Analysts See Apple Gains In iPod Lineup
By Joseph Palenchar On Sep 13 2010 - 3:01am
– Apple’s revamped
iPod lineup could help maintain
iPod Touch unit-sales growth
worldwide and perhaps slow or stop
the worldwide decline in overall iPod
unit sales, analysts told TWICE.
The addition of FaceTime video
chat and online multiplayer gaming are
two key features that could increase
the Touch’s already strong sales momentum,
analysts said. “Whereas the
iPod Touch underwent the least physical
change from the last iteration, the
addition of the FaceTime camera really
opens the door to an affordable, massmarket
videoconferencing option over Wi-Fi,” said Ross
Rubin, executive director of industry analysis for consumer
technology at The NPD Group.
Yankee Group analyst Carl Howe noted that the Touch’s
rising share of iPod unit sales has already been raising the
average selling prices of iPods and the new features could
help continue to raise the Touch’s share of sales.
Sales of the Touch grew 48 percent in units during Apple’s
fiscal third quarter ending June 26, boosting the average
selling price of iPods worldwide by 12 percent year
over year and boosting overall third-quarter iPod revenue
by 4 percent year over year to $1.5 million, company reports
show.
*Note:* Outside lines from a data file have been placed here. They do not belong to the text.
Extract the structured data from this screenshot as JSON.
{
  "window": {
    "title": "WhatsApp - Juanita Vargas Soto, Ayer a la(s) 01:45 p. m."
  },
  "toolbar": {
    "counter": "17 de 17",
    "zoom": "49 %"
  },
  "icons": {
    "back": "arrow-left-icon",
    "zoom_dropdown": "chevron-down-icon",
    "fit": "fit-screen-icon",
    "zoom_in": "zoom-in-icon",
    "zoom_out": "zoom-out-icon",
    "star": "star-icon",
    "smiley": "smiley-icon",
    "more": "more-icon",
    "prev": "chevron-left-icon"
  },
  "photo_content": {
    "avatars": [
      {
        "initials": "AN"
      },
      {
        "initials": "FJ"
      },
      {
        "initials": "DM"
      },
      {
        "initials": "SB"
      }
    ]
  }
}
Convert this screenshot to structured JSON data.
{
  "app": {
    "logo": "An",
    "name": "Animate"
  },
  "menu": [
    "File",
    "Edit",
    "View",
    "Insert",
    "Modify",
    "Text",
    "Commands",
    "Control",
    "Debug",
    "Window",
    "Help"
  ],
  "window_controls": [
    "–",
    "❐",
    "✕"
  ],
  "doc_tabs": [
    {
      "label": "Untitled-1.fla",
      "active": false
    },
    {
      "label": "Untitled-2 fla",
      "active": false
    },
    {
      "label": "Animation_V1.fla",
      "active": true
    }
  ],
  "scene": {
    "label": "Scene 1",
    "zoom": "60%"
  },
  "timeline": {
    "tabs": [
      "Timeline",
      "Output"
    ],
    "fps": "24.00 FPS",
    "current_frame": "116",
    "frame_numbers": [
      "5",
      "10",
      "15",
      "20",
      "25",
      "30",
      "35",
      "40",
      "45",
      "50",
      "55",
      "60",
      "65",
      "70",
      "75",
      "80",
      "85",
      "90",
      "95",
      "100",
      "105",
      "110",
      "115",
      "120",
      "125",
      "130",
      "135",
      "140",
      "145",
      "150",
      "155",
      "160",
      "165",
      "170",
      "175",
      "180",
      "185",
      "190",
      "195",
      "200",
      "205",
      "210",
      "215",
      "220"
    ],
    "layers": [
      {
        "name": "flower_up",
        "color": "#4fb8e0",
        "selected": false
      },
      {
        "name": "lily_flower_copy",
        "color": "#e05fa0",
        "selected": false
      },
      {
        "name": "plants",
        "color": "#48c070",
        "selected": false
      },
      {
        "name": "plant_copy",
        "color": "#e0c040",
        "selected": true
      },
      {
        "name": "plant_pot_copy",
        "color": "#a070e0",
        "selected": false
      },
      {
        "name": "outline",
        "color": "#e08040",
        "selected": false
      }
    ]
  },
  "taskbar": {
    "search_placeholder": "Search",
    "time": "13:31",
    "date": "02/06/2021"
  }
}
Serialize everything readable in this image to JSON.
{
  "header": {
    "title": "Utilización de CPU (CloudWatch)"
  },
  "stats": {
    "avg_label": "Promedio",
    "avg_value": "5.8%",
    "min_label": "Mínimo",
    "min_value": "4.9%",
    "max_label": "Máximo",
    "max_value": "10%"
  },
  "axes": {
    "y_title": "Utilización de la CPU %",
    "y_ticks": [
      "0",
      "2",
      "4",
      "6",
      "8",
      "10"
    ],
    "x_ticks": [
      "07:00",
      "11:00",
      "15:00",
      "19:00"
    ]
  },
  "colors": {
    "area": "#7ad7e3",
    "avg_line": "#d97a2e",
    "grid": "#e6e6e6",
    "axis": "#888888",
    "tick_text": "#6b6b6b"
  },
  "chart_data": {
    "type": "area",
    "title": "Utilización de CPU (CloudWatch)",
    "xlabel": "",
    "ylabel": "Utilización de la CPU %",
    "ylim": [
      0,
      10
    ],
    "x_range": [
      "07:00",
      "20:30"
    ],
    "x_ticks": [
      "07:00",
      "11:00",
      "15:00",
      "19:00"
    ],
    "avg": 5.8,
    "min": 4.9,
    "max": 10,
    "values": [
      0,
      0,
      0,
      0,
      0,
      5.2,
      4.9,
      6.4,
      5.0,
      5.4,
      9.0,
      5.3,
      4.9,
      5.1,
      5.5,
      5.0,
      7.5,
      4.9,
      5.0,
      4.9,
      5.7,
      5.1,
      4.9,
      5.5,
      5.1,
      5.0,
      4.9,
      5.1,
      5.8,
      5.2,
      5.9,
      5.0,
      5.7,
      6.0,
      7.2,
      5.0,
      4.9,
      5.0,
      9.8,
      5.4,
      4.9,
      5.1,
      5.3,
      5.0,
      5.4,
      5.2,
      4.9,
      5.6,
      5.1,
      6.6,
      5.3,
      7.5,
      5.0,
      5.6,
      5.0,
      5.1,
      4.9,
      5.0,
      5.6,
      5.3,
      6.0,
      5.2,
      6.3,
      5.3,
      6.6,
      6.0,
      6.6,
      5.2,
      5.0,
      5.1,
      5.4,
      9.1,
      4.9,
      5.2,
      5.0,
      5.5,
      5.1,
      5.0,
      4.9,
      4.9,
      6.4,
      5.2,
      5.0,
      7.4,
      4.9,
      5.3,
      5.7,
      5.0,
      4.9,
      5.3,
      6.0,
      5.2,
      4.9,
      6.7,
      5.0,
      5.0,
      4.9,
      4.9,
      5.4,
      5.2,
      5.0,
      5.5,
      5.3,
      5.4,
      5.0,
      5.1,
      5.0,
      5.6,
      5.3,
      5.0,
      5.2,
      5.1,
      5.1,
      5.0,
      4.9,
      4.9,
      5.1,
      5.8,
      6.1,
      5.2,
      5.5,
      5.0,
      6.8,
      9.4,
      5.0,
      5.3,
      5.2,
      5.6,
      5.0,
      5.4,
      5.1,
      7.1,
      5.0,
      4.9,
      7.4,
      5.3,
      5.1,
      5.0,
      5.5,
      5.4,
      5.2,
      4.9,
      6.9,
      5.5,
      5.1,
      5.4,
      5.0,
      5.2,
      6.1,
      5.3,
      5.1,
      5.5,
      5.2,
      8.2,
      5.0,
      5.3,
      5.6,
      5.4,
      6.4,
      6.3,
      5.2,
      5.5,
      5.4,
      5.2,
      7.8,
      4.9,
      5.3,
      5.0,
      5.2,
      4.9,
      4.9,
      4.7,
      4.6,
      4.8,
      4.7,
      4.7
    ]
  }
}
During those three quarters, worldwide iPod
unit sales fell 6.3 percent to 41.3 million.
The new Touch, combined with the new Nano and Shuffle,
might help stem the overall unit-sales decline, Howe
noted. “This is protecting their existing base and possibly
expanding it to people who are looking for something
smaller and more fashionable,” he said of the redesigned
Nano and Shuffle. “Apple is practically making electronic
jewelry.” Adding a clip to the downsized Nano also makes
it more attractive to women who often don’t have pockets
to place their Nano in while listening to it, he added.
Apple also has a clearer strategy to step consumers up
to the Touch, Rubin added. “The
new lineup adds more rationality to
the product line by putting still and
video capture in the high end of
the line [Touch] as opposed to the
midrange Nano, where it has been
removed,” he explained.
Sales of the tiny Shuffle could also
gain because control buttons are
back on the Shuffle’s body, analysts
noted. “The addition of the buttons
back on the iPod Shuffle show that
it is sometimes possible to make a
device too small,” Rubin said. The
previous Shuffle featured controls in
the earphone cable to play, pause, adjust
volume and switch playlists.
In launching what CEO Steve Jobs called the “the biggest
change in the iPod lineup ever,” Apple enhanced the Touch
by adding the iPhone 4’s Retina display, multiplayer gaming
via the new iOS 4.1 OS, a front-facing camera for use with
the company’s FaceTime video-chat application, and a rearfacing
camera/camcorder that captures HD video but has
The Touch also got the iPad’s 1GHz Apple A4 chip, a
three-axis gyro for better game play, and extended music
playback time of 40 hours on a single charge. Like before,
the Touch is available in three capacities: 8GB at $229,
32GB at $299, and 64GB at $399.
Apple downsized the Nano by 46 percent, made it
square, added an aluminum and glass body, and in place
of a clickwheel added a multitouch touchcreen that users
can manually reorient. It adds a belt clip and carries over
its predecessor’s FM tuner, video and picture storage, pedometer,
and Nike+ feature. Prices held steady at $149 for
the 8GB version and $179 for the 16GB version.
The Shuffle, which morphed into an aluminum square, got
back clickable buttons to control select features. Like before,
the Shuffle lacks a display and features VoiceOver. The new
model now comes in only one capacity: 2GB at $49.